→ Description of the task: Show all lines of the entries in which the word "nwjs" is found.

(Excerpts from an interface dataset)
—————

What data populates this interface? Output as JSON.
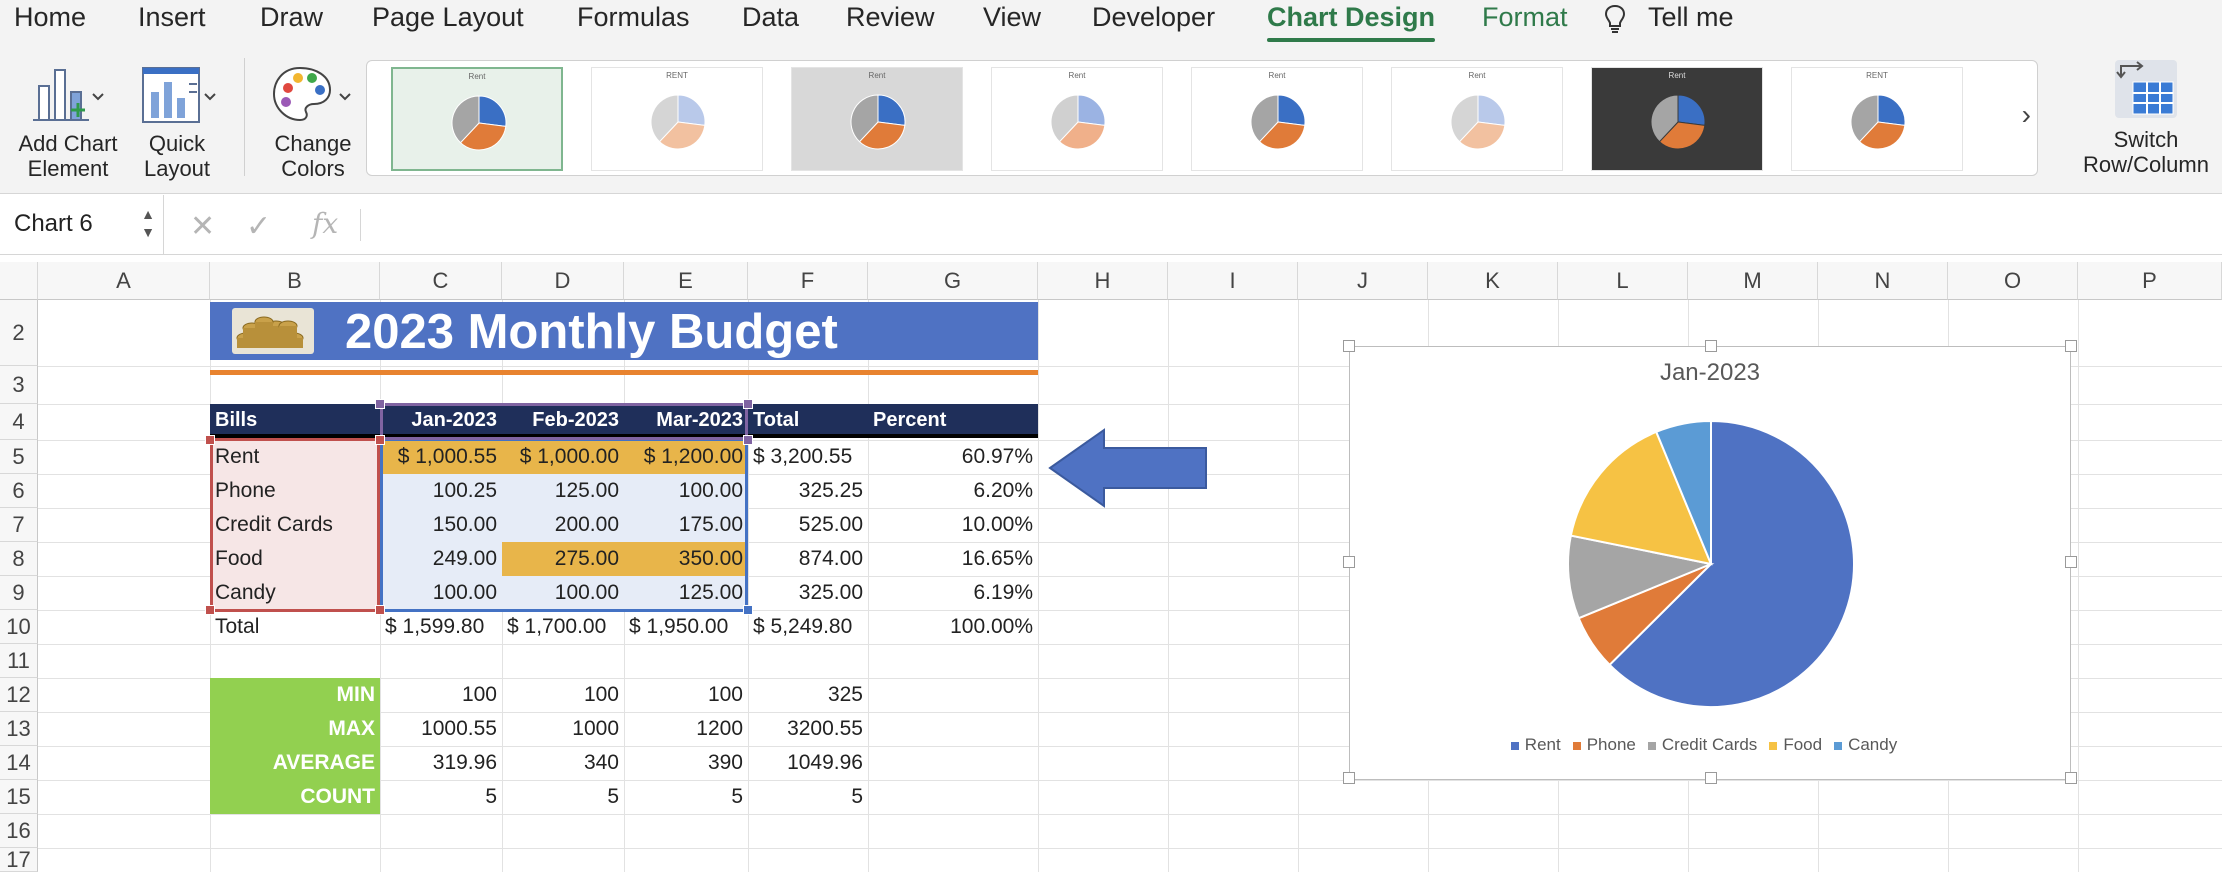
{
  "ribbon_tabs": [
    "Home",
    "Insert",
    "Draw",
    "Page Layout",
    "Formulas",
    "Data",
    "Review",
    "View",
    "Developer",
    "Chart Design",
    "Format",
    "Tell me"
  ],
  "active_tab": "Chart Design",
  "ribbon_buttons": {
    "add_chart_element": "Add Chart\nElement",
    "quick_layout": "Quick\nLayout",
    "change_colors": "Change\nColors",
    "switch_row_column": "Switch\nRow/Column"
  },
  "chart_styles": [
    {
      "title": "Rent",
      "variant": "plain",
      "selected": true
    },
    {
      "title": "RENT",
      "variant": "hatched"
    },
    {
      "title": "Rent",
      "variant": "gray-bg"
    },
    {
      "title": "Rent",
      "variant": "pale"
    },
    {
      "title": "Rent",
      "variant": "plain"
    },
    {
      "title": "Rent",
      "variant": "hatched-bg"
    },
    {
      "title": "Rent",
      "variant": "dark"
    },
    {
      "title": "RENT",
      "variant": "labeled"
    }
  ],
  "name_box": "Chart 6",
  "formula_bar": {
    "value": ""
  },
  "columns": [
    "A",
    "B",
    "C",
    "D",
    "E",
    "F",
    "G",
    "H",
    "I",
    "J",
    "K",
    "L",
    "M",
    "N",
    "O",
    "P"
  ],
  "rows": [
    "2",
    "3",
    "4",
    "5",
    "6",
    "7",
    "8",
    "9",
    "10",
    "11",
    "12",
    "13",
    "14",
    "15",
    "16",
    "17"
  ],
  "sheet": {
    "title": "2023 Monthly Budget",
    "headers": [
      "Bills",
      "Jan-2023",
      "Feb-2023",
      "Mar-2023",
      "Total",
      "Percent"
    ],
    "bills": [
      {
        "name": "Rent",
        "jan": "$ 1,000.55",
        "feb": "$ 1,000.00",
        "mar": "$ 1,200.00",
        "total": "$ 3,200.55",
        "percent": "60.97%"
      },
      {
        "name": "Phone",
        "jan": "100.25",
        "feb": "125.00",
        "mar": "100.00",
        "total": "325.25",
        "percent": "6.20%"
      },
      {
        "name": "Credit Cards",
        "jan": "150.00",
        "feb": "200.00",
        "mar": "175.00",
        "total": "525.00",
        "percent": "10.00%"
      },
      {
        "name": "Food",
        "jan": "249.00",
        "feb": "275.00",
        "mar": "350.00",
        "total": "874.00",
        "percent": "16.65%"
      },
      {
        "name": "Candy",
        "jan": "100.00",
        "feb": "100.00",
        "mar": "125.00",
        "total": "325.00",
        "percent": "6.19%"
      }
    ],
    "total_row": {
      "label": "Total",
      "jan": "$ 1,599.80",
      "feb": "$ 1,700.00",
      "mar": "$ 1,950.00",
      "total": "$ 5,249.80",
      "percent": "100.00%"
    },
    "stats": [
      {
        "label": "MIN",
        "jan": "100",
        "feb": "100",
        "mar": "100",
        "total": "325"
      },
      {
        "label": "MAX",
        "jan": "1000.55",
        "feb": "1000",
        "mar": "1200",
        "total": "3200.55"
      },
      {
        "label": "AVERAGE",
        "jan": "319.96",
        "feb": "340",
        "mar": "390",
        "total": "1049.96"
      },
      {
        "label": "COUNT",
        "jan": "5",
        "feb": "5",
        "mar": "5",
        "total": "5"
      }
    ]
  },
  "colors": {
    "title_banner": "#4f72c3",
    "title_underline": "#e8832f",
    "header_row": "#1f2f5a",
    "stats_green": "#92d050",
    "highlight_gold": "#e8b54a",
    "rent_row_gold": "#e8b54a",
    "bills_range_fill": "#f6e6e6",
    "values_range_fill": "#e6ecf7",
    "arrow": "#4f72c3"
  },
  "chart_data": {
    "type": "pie",
    "title": "Jan-2023",
    "categories": [
      "Rent",
      "Phone",
      "Credit Cards",
      "Food",
      "Candy"
    ],
    "values": [
      1000.55,
      100.25,
      150.0,
      249.0,
      100.0
    ],
    "colors": [
      "#4f72c3",
      "#e07b39",
      "#a5a5a5",
      "#f6c244",
      "#5b9bd5"
    ],
    "legend": "bottom"
  }
}
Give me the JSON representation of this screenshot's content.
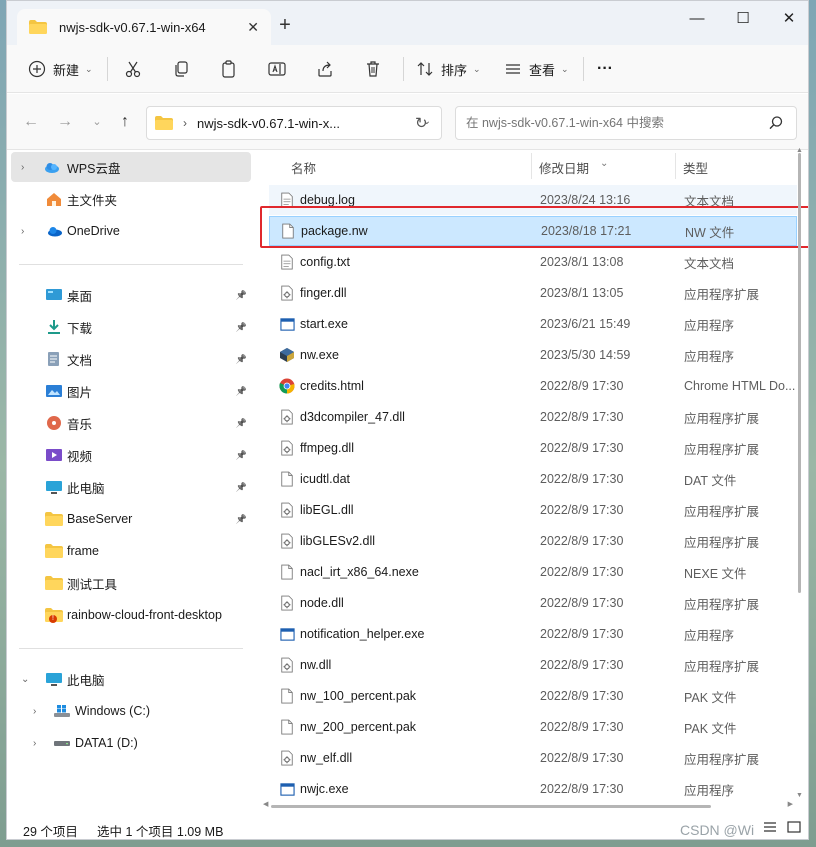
{
  "window": {
    "tab_title": "nwjs-sdk-v0.67.1-win-x64",
    "tab_close": "✕",
    "new_tab": "+",
    "minimize": "—",
    "maximize": "☐",
    "close": "✕"
  },
  "toolbar": {
    "new_label": "新建",
    "sort_label": "排序",
    "view_label": "查看",
    "more": "···"
  },
  "address": {
    "path": "nwjs-sdk-v0.67.1-win-x...",
    "search_placeholder": "在 nwjs-sdk-v0.67.1-win-x64 中搜索"
  },
  "sidebar": {
    "top": [
      {
        "label": "WPS云盘",
        "icon": "cloud-icon"
      },
      {
        "label": "主文件夹",
        "icon": "home-icon"
      },
      {
        "label": "OneDrive",
        "icon": "onedrive-icon"
      }
    ],
    "quick": [
      {
        "label": "桌面",
        "icon": "desktop-icon"
      },
      {
        "label": "下载",
        "icon": "download-icon"
      },
      {
        "label": "文档",
        "icon": "document-icon"
      },
      {
        "label": "图片",
        "icon": "pictures-icon"
      },
      {
        "label": "音乐",
        "icon": "music-icon"
      },
      {
        "label": "视频",
        "icon": "video-icon"
      },
      {
        "label": "此电脑",
        "icon": "computer-icon"
      },
      {
        "label": "BaseServer",
        "icon": "folder-icon"
      },
      {
        "label": "frame",
        "icon": "folder-icon"
      },
      {
        "label": "测试工具",
        "icon": "folder-icon"
      },
      {
        "label": "rainbow-cloud-front-desktop",
        "icon": "folder-icon"
      }
    ],
    "pc": [
      {
        "label": "此电脑",
        "icon": "computer-icon"
      },
      {
        "label": "Windows (C:)",
        "icon": "drive-icon"
      },
      {
        "label": "DATA1 (D:)",
        "icon": "drive-icon"
      }
    ]
  },
  "columns": {
    "name": "名称",
    "date": "修改日期",
    "type": "类型"
  },
  "files": [
    {
      "name": "debug.log",
      "date": "2023/8/24 13:16",
      "type": "文本文档",
      "icon": "text-file-icon"
    },
    {
      "name": "package.nw",
      "date": "2023/8/18 17:21",
      "type": "NW 文件",
      "icon": "blank-file-icon"
    },
    {
      "name": "config.txt",
      "date": "2023/8/1 13:08",
      "type": "文本文档",
      "icon": "text-file-icon"
    },
    {
      "name": "finger.dll",
      "date": "2023/8/1 13:05",
      "type": "应用程序扩展",
      "icon": "dll-file-icon"
    },
    {
      "name": "start.exe",
      "date": "2023/6/21 15:49",
      "type": "应用程序",
      "icon": "exe-file-icon"
    },
    {
      "name": "nw.exe",
      "date": "2023/5/30 14:59",
      "type": "应用程序",
      "icon": "nwjs-app-icon"
    },
    {
      "name": "credits.html",
      "date": "2022/8/9 17:30",
      "type": "Chrome HTML Do...",
      "icon": "chrome-icon"
    },
    {
      "name": "d3dcompiler_47.dll",
      "date": "2022/8/9 17:30",
      "type": "应用程序扩展",
      "icon": "dll-file-icon"
    },
    {
      "name": "ffmpeg.dll",
      "date": "2022/8/9 17:30",
      "type": "应用程序扩展",
      "icon": "dll-file-icon"
    },
    {
      "name": "icudtl.dat",
      "date": "2022/8/9 17:30",
      "type": "DAT 文件",
      "icon": "blank-file-icon"
    },
    {
      "name": "libEGL.dll",
      "date": "2022/8/9 17:30",
      "type": "应用程序扩展",
      "icon": "dll-file-icon"
    },
    {
      "name": "libGLESv2.dll",
      "date": "2022/8/9 17:30",
      "type": "应用程序扩展",
      "icon": "dll-file-icon"
    },
    {
      "name": "nacl_irt_x86_64.nexe",
      "date": "2022/8/9 17:30",
      "type": "NEXE 文件",
      "icon": "blank-file-icon"
    },
    {
      "name": "node.dll",
      "date": "2022/8/9 17:30",
      "type": "应用程序扩展",
      "icon": "dll-file-icon"
    },
    {
      "name": "notification_helper.exe",
      "date": "2022/8/9 17:30",
      "type": "应用程序",
      "icon": "exe-file-icon"
    },
    {
      "name": "nw.dll",
      "date": "2022/8/9 17:30",
      "type": "应用程序扩展",
      "icon": "dll-file-icon"
    },
    {
      "name": "nw_100_percent.pak",
      "date": "2022/8/9 17:30",
      "type": "PAK 文件",
      "icon": "blank-file-icon"
    },
    {
      "name": "nw_200_percent.pak",
      "date": "2022/8/9 17:30",
      "type": "PAK 文件",
      "icon": "blank-file-icon"
    },
    {
      "name": "nw_elf.dll",
      "date": "2022/8/9 17:30",
      "type": "应用程序扩展",
      "icon": "dll-file-icon"
    },
    {
      "name": "nwjc.exe",
      "date": "2022/8/9 17:30",
      "type": "应用程序",
      "icon": "exe-file-icon"
    }
  ],
  "selected_index": 1,
  "status": {
    "count": "29 个项目",
    "selection": "选中 1 个项目  1.09 MB"
  },
  "watermark": "CSDN @Wi",
  "colors": {
    "accent": "#0067c0",
    "selection": "#cce8ff",
    "highlight_border": "#e0282d",
    "folder": "#f4c542"
  }
}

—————

→ Task result:
    "tab_title": "nwjs-sdk-v0.67.1-win-x64",
    "path": "nwjs-sdk-v0.67.1-win-x...",
    "search_placeholder": "在 nwjs-sdk-v0.67.1-win-x64 中搜索"
      "icon": "nwjs-app-icon"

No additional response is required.